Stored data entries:
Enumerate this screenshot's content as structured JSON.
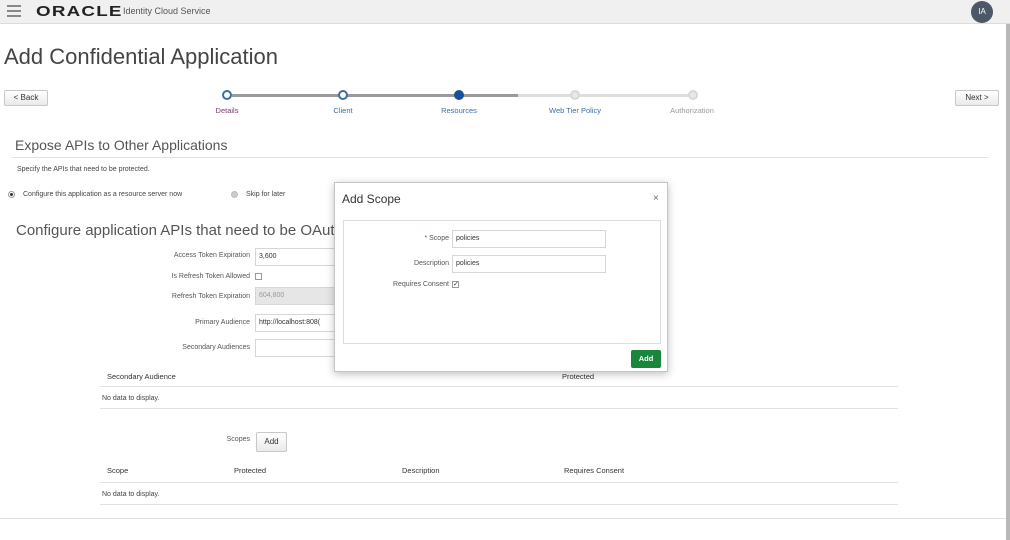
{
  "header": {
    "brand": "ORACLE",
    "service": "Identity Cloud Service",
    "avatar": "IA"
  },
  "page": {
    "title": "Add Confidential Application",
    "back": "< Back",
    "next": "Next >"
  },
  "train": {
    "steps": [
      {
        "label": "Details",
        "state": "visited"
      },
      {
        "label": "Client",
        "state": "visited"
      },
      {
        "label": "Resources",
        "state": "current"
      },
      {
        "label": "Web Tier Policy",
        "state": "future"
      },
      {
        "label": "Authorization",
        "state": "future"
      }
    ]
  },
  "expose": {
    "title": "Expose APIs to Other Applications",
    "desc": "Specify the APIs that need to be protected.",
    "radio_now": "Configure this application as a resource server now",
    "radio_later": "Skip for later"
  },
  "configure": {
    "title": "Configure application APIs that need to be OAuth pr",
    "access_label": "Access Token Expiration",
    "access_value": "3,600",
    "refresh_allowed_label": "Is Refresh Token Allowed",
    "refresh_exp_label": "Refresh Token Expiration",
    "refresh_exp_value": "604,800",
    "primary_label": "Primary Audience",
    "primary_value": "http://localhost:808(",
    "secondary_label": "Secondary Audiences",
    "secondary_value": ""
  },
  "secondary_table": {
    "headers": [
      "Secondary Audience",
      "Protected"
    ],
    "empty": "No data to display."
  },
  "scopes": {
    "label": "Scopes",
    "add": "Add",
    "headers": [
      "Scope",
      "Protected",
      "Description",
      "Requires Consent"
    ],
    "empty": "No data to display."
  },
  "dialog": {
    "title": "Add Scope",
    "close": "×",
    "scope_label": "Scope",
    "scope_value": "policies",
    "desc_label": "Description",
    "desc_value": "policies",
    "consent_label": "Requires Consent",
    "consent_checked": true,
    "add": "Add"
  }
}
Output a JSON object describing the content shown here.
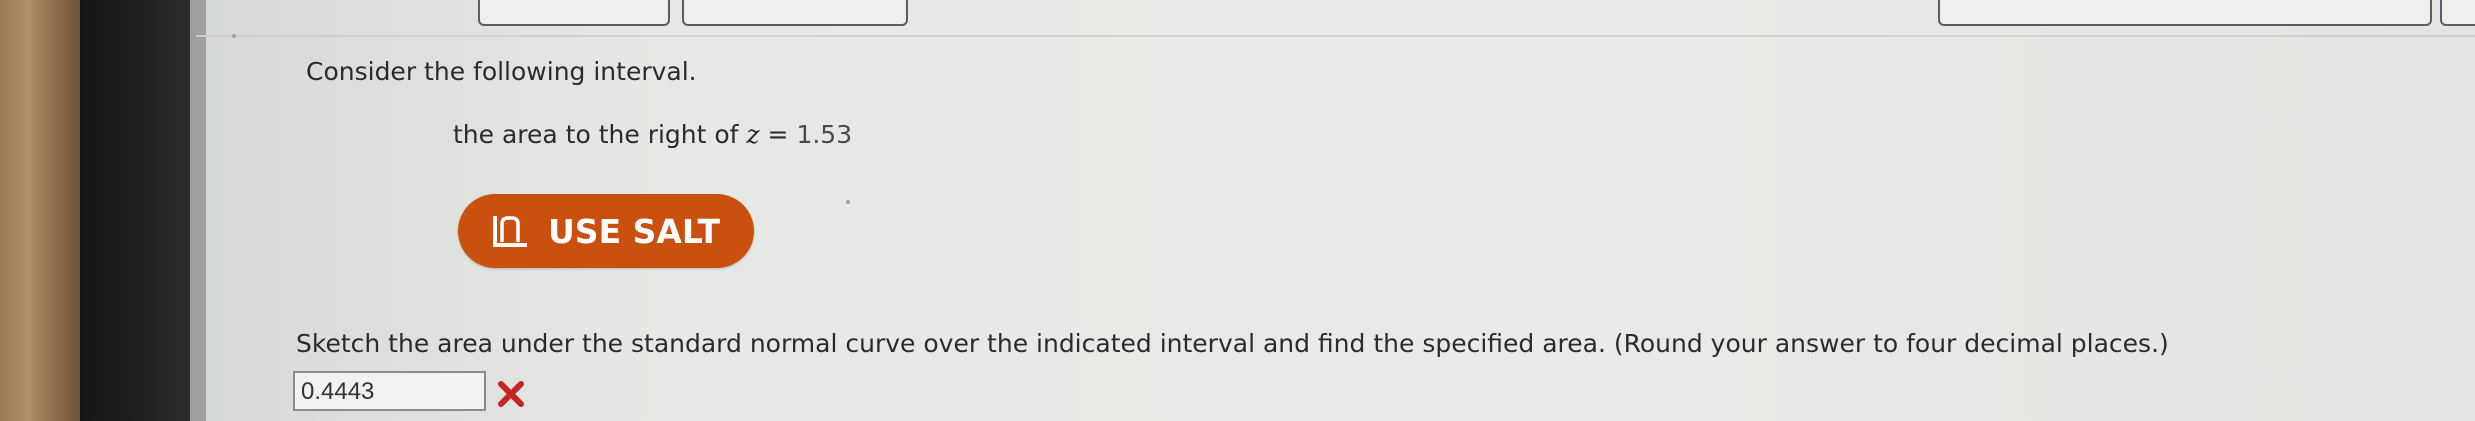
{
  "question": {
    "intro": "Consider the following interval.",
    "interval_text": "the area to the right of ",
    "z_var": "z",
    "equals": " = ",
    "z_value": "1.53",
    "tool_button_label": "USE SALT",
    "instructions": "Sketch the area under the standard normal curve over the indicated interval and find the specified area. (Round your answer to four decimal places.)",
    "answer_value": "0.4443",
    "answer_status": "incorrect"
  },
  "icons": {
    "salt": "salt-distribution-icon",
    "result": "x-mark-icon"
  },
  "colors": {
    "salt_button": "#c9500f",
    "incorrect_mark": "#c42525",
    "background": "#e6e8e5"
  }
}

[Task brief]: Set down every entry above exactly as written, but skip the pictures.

[Answer to the exercise]:
Enumerate this screenshot's content as structured JSON.
{
  "header": {
    "brand": "ORACLE",
    "service": "Identity Cloud Service",
    "avatar": "IA"
  },
  "page": {
    "title": "Add Confidential Application",
    "back": "< Back",
    "next": "Next >"
  },
  "train": {
    "steps": [
      {
        "label": "Details",
        "state": "visited"
      },
      {
        "label": "Client",
        "state": "visited"
      },
      {
        "label": "Resources",
        "state": "current"
      },
      {
        "label": "Web Tier Policy",
        "state": "future"
      },
      {
        "label": "Authorization",
        "state": "future"
      }
    ]
  },
  "expose": {
    "title": "Expose APIs to Other Applications",
    "desc": "Specify the APIs that need to be protected.",
    "radio_now": "Configure this application as a resource server now",
    "radio_later": "Skip for later"
  },
  "configure": {
    "title": "Configure application APIs that need to be OAuth pr",
    "access_label": "Access Token Expiration",
    "access_value": "3,600",
    "refresh_allowed_label": "Is Refresh Token Allowed",
    "refresh_exp_label": "Refresh Token Expiration",
    "refresh_exp_value": "604,800",
    "primary_label": "Primary Audience",
    "primary_value": "http://localhost:808(",
    "secondary_label": "Secondary Audiences",
    "secondary_value": ""
  },
  "secondary_table": {
    "headers": [
      "Secondary Audience",
      "Protected"
    ],
    "empty": "No data to display."
  },
  "scopes": {
    "label": "Scopes",
    "add": "Add",
    "headers": [
      "Scope",
      "Protected",
      "Description",
      "Requires Consent"
    ],
    "empty": "No data to display."
  },
  "dialog": {
    "title": "Add Scope",
    "close": "×",
    "scope_label": "Scope",
    "scope_value": "policies",
    "desc_label": "Description",
    "desc_value": "policies",
    "consent_label": "Requires Consent",
    "consent_checked": true,
    "add": "Add"
  }
}
Output a JSON object describing the content shown here.
{
  "question": {
    "intro": "Consider the following interval.",
    "interval_text": "the area to the right of ",
    "z_var": "z",
    "equals": " = ",
    "z_value": "1.53",
    "tool_button_label": "USE SALT",
    "instructions": "Sketch the area under the standard normal curve over the indicated interval and find the specified area. (Round your answer to four decimal places.)",
    "answer_value": "0.4443",
    "answer_status": "incorrect"
  },
  "icons": {
    "salt": "salt-distribution-icon",
    "result": "x-mark-icon"
  },
  "colors": {
    "salt_button": "#c9500f",
    "incorrect_mark": "#c42525",
    "background": "#e6e8e5"
  }
}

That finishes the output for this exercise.